● **Task statement**
Count the lines in the listing below that contain the word "icon" and report that number alone.

● **Material to process**
------------------------------------------------------------

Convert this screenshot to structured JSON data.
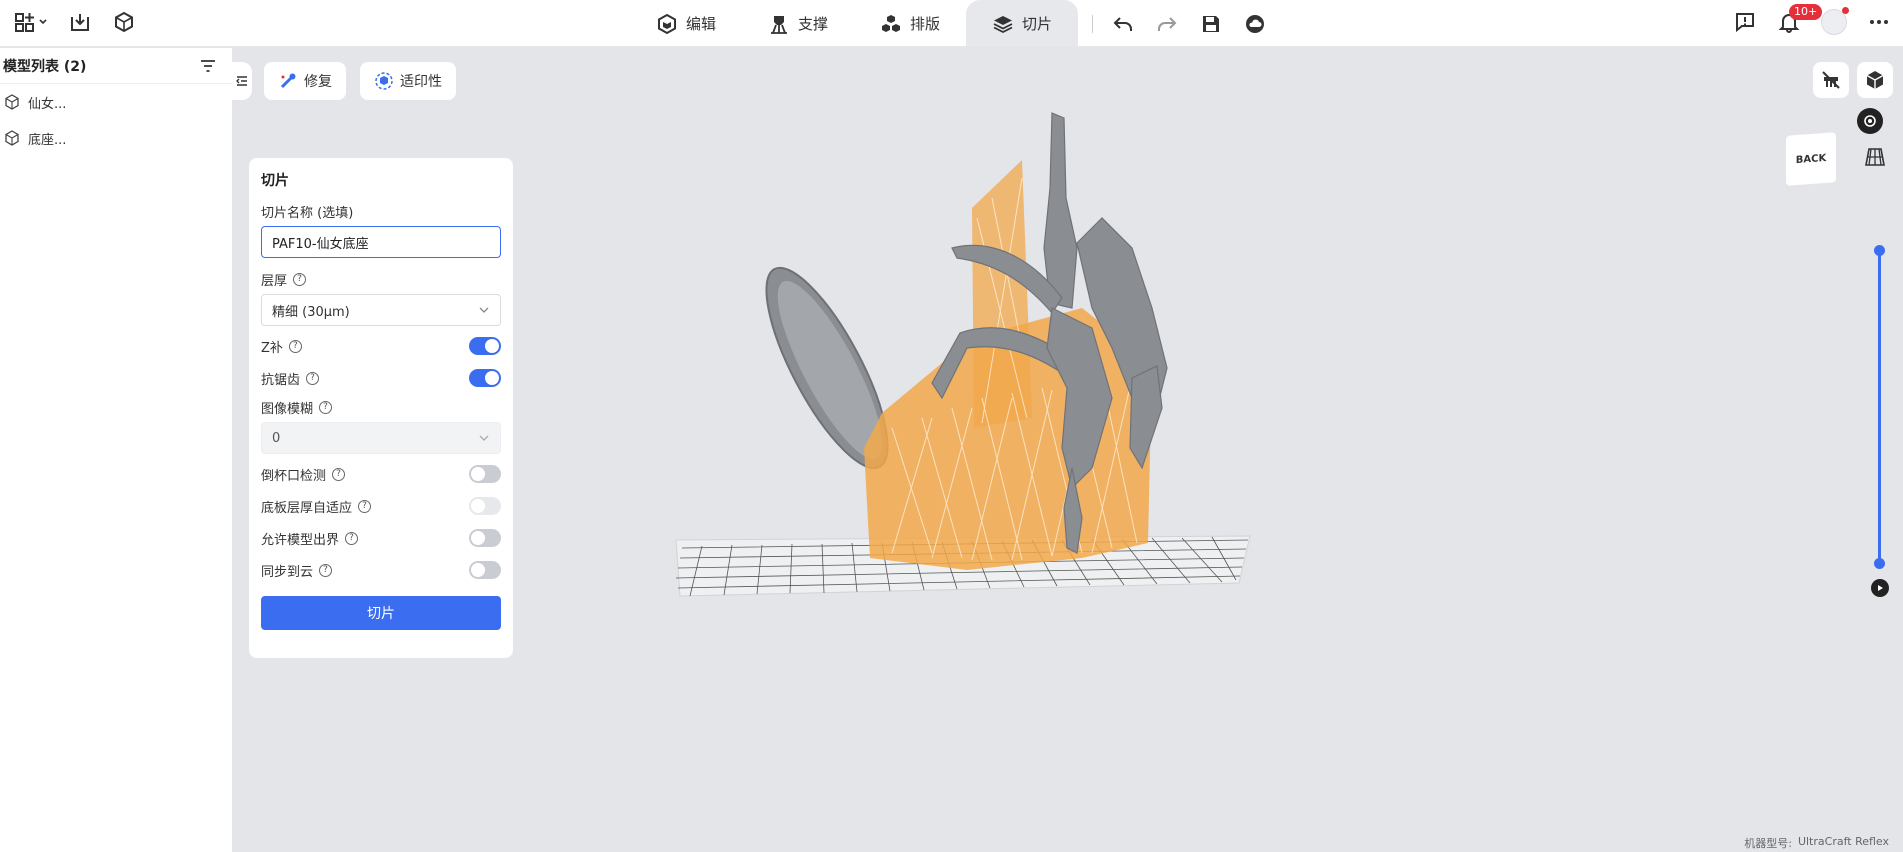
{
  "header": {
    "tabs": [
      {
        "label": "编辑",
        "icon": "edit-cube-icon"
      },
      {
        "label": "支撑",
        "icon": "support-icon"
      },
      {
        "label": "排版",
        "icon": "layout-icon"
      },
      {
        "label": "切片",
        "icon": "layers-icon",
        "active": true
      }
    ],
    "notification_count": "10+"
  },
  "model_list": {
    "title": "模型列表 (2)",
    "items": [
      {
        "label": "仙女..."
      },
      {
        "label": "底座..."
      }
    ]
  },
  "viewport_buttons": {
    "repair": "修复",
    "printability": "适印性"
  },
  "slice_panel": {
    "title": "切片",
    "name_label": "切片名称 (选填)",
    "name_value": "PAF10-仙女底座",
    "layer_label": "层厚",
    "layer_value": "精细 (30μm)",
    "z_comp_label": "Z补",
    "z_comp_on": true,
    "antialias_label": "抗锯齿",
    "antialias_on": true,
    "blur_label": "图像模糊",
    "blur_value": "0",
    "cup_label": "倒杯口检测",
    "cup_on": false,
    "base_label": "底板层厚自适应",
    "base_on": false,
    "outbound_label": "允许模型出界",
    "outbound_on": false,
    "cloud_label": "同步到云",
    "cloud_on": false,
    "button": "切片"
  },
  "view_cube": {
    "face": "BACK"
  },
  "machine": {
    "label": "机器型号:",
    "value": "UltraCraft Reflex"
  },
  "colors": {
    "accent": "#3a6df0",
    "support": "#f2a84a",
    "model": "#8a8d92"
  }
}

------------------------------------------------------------

● **Solved problem**
4